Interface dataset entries
*** Begin section ***

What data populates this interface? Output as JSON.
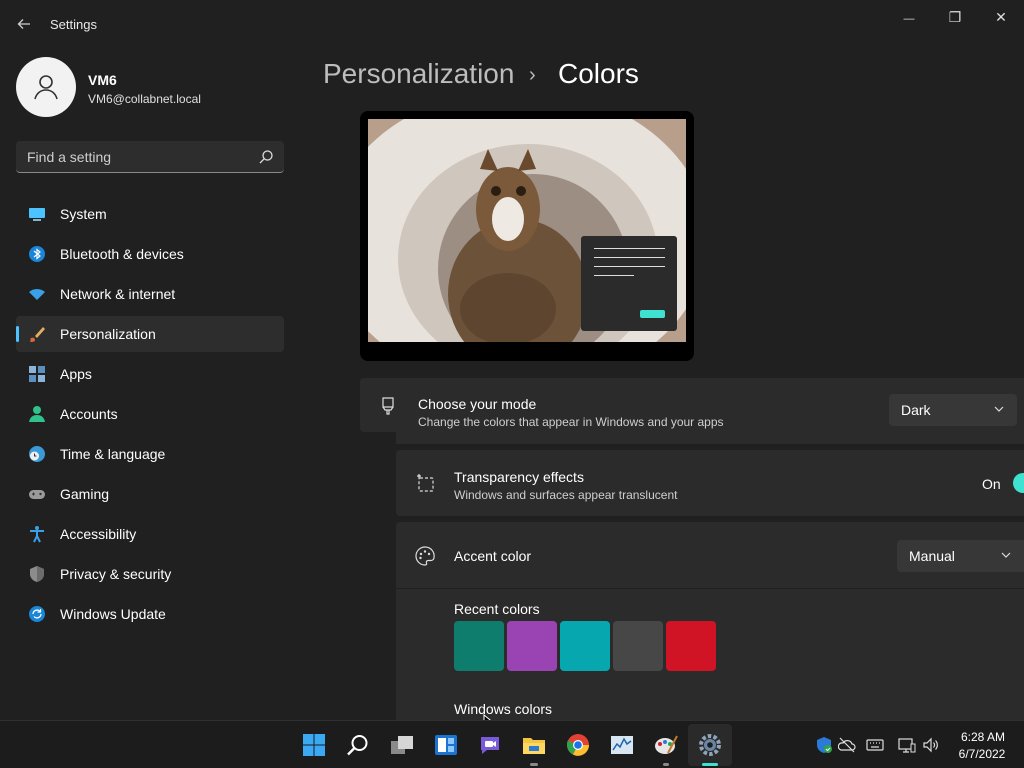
{
  "window": {
    "title": "Settings",
    "controls": {
      "minimize": "—",
      "maximize": "❐",
      "close": "✕"
    }
  },
  "user": {
    "name": "VM6",
    "email": "VM6@collabnet.local"
  },
  "search": {
    "placeholder": "Find a setting"
  },
  "sidebar": {
    "items": [
      {
        "label": "System",
        "icon": "system-icon"
      },
      {
        "label": "Bluetooth & devices",
        "icon": "bluetooth-icon"
      },
      {
        "label": "Network & internet",
        "icon": "wifi-icon"
      },
      {
        "label": "Personalization",
        "icon": "brush-icon",
        "active": true
      },
      {
        "label": "Apps",
        "icon": "apps-icon"
      },
      {
        "label": "Accounts",
        "icon": "accounts-icon"
      },
      {
        "label": "Time & language",
        "icon": "clock-globe-icon"
      },
      {
        "label": "Gaming",
        "icon": "gamepad-icon"
      },
      {
        "label": "Accessibility",
        "icon": "accessibility-icon"
      },
      {
        "label": "Privacy & security",
        "icon": "shield-icon"
      },
      {
        "label": "Windows Update",
        "icon": "update-icon"
      }
    ]
  },
  "breadcrumb": {
    "parent": "Personalization",
    "separator": "›",
    "current": "Colors"
  },
  "settings": {
    "mode": {
      "title": "Choose your mode",
      "subtitle": "Change the colors that appear in Windows and your apps",
      "value": "Dark"
    },
    "transparency": {
      "title": "Transparency effects",
      "subtitle": "Windows and surfaces appear translucent",
      "state_label": "On"
    },
    "accent": {
      "title": "Accent color",
      "value": "Manual"
    },
    "recent_colors": {
      "label": "Recent colors",
      "colors": [
        "#0f7d6e",
        "#9a44b4",
        "#07a7b0",
        "#474747",
        "#d01426"
      ]
    },
    "windows_colors": {
      "label": "Windows colors"
    }
  },
  "colors": {
    "accent": "#4cc2ff",
    "toggle_on": "#3fe2d0"
  },
  "taskbar": {
    "apps": [
      "start-icon",
      "search-icon",
      "task-view-icon",
      "widgets-icon",
      "teams-chat-icon",
      "file-explorer-icon",
      "chrome-icon",
      "resource-monitor-icon",
      "paint-icon",
      "settings-icon"
    ],
    "clock": {
      "time": "6:28 AM",
      "date": "6/7/2022"
    }
  }
}
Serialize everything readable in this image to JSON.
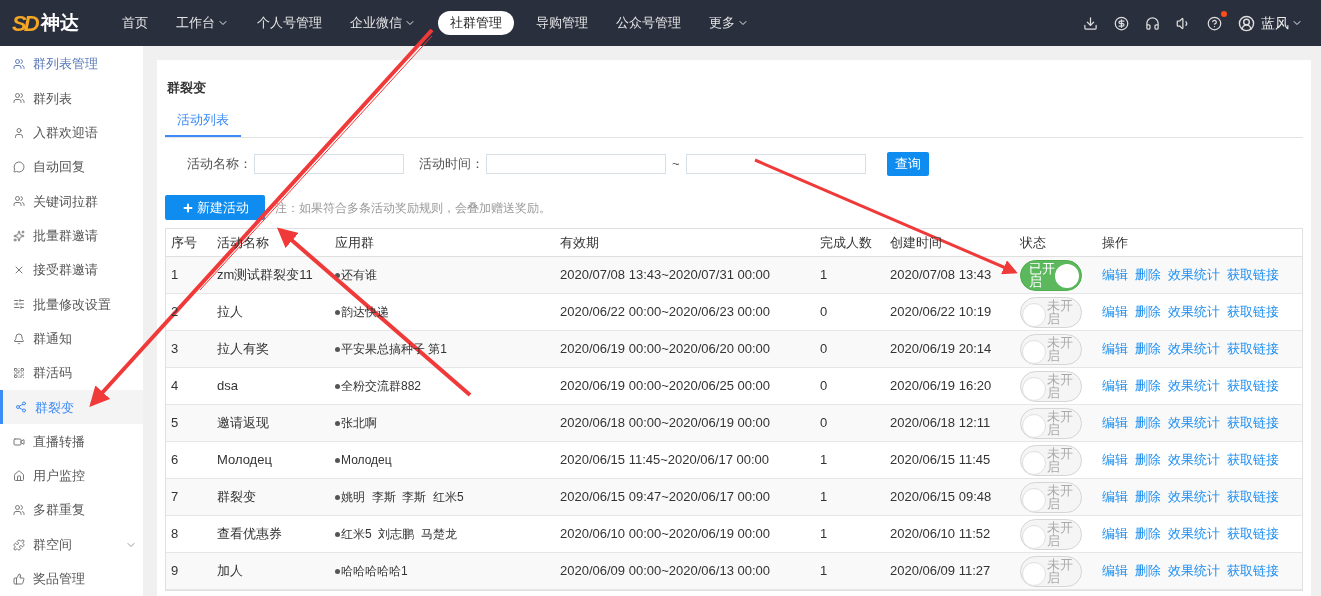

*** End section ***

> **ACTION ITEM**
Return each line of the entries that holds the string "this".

> **EXPECTED ANSWER**
What data populates this interface? Output as JSON.
Serialize everything readable in this image to JSON.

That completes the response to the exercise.